======== INFORMATION ========
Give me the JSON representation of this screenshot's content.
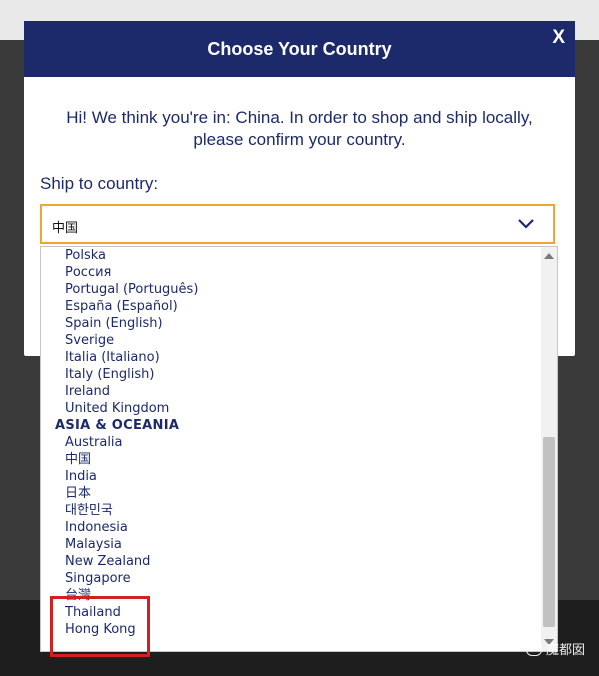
{
  "modal": {
    "title": "Choose Your Country",
    "close_label": "X",
    "message": "Hi! We think you're in: China. In order to shop and ship locally, please confirm your country.",
    "ship_label": "Ship to country:",
    "selected_country": "中国"
  },
  "country_list": [
    {
      "label": "Polska",
      "type": "option"
    },
    {
      "label": "Россия",
      "type": "option"
    },
    {
      "label": "Portugal (Português)",
      "type": "option"
    },
    {
      "label": "España (Español)",
      "type": "option"
    },
    {
      "label": "Spain (English)",
      "type": "option"
    },
    {
      "label": "Sverige",
      "type": "option"
    },
    {
      "label": "Italia (Italiano)",
      "type": "option"
    },
    {
      "label": "Italy (English)",
      "type": "option"
    },
    {
      "label": "Ireland",
      "type": "option"
    },
    {
      "label": "United Kingdom",
      "type": "option"
    },
    {
      "label": "ASIA & OCEANIA",
      "type": "group"
    },
    {
      "label": "Australia",
      "type": "option"
    },
    {
      "label": "中国",
      "type": "option"
    },
    {
      "label": "India",
      "type": "option"
    },
    {
      "label": "日本",
      "type": "option"
    },
    {
      "label": "대한민국",
      "type": "option"
    },
    {
      "label": "Indonesia",
      "type": "option"
    },
    {
      "label": "Malaysia",
      "type": "option"
    },
    {
      "label": "New Zealand",
      "type": "option"
    },
    {
      "label": "Singapore",
      "type": "option"
    },
    {
      "label": "台灣",
      "type": "option"
    },
    {
      "label": "Thailand",
      "type": "option"
    },
    {
      "label": "Hong Kong",
      "type": "option"
    }
  ],
  "watermark": {
    "text": "魔都囡"
  },
  "colors": {
    "header": "#1c2a6b",
    "accent": "#f0a533",
    "highlight": "#d21f1f"
  }
}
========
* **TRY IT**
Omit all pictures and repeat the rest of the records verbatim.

* **RESULT OF THE TASK**
Give me the JSON representation of this screenshot's content.
{
  "modal": {
    "title": "Choose Your Country",
    "close_label": "X",
    "message": "Hi! We think you're in: China. In order to shop and ship locally, please confirm your country.",
    "ship_label": "Ship to country:",
    "selected_country": "中国"
  },
  "country_list": [
    {
      "label": "Polska",
      "type": "option"
    },
    {
      "label": "Россия",
      "type": "option"
    },
    {
      "label": "Portugal (Português)",
      "type": "option"
    },
    {
      "label": "España (Español)",
      "type": "option"
    },
    {
      "label": "Spain (English)",
      "type": "option"
    },
    {
      "label": "Sverige",
      "type": "option"
    },
    {
      "label": "Italia (Italiano)",
      "type": "option"
    },
    {
      "label": "Italy (English)",
      "type": "option"
    },
    {
      "label": "Ireland",
      "type": "option"
    },
    {
      "label": "United Kingdom",
      "type": "option"
    },
    {
      "label": "ASIA & OCEANIA",
      "type": "group"
    },
    {
      "label": "Australia",
      "type": "option"
    },
    {
      "label": "中国",
      "type": "option"
    },
    {
      "label": "India",
      "type": "option"
    },
    {
      "label": "日本",
      "type": "option"
    },
    {
      "label": "대한민국",
      "type": "option"
    },
    {
      "label": "Indonesia",
      "type": "option"
    },
    {
      "label": "Malaysia",
      "type": "option"
    },
    {
      "label": "New Zealand",
      "type": "option"
    },
    {
      "label": "Singapore",
      "type": "option"
    },
    {
      "label": "台灣",
      "type": "option"
    },
    {
      "label": "Thailand",
      "type": "option"
    },
    {
      "label": "Hong Kong",
      "type": "option"
    }
  ],
  "watermark": {
    "text": "魔都囡"
  },
  "colors": {
    "header": "#1c2a6b",
    "accent": "#f0a533",
    "highlight": "#d21f1f"
  }
}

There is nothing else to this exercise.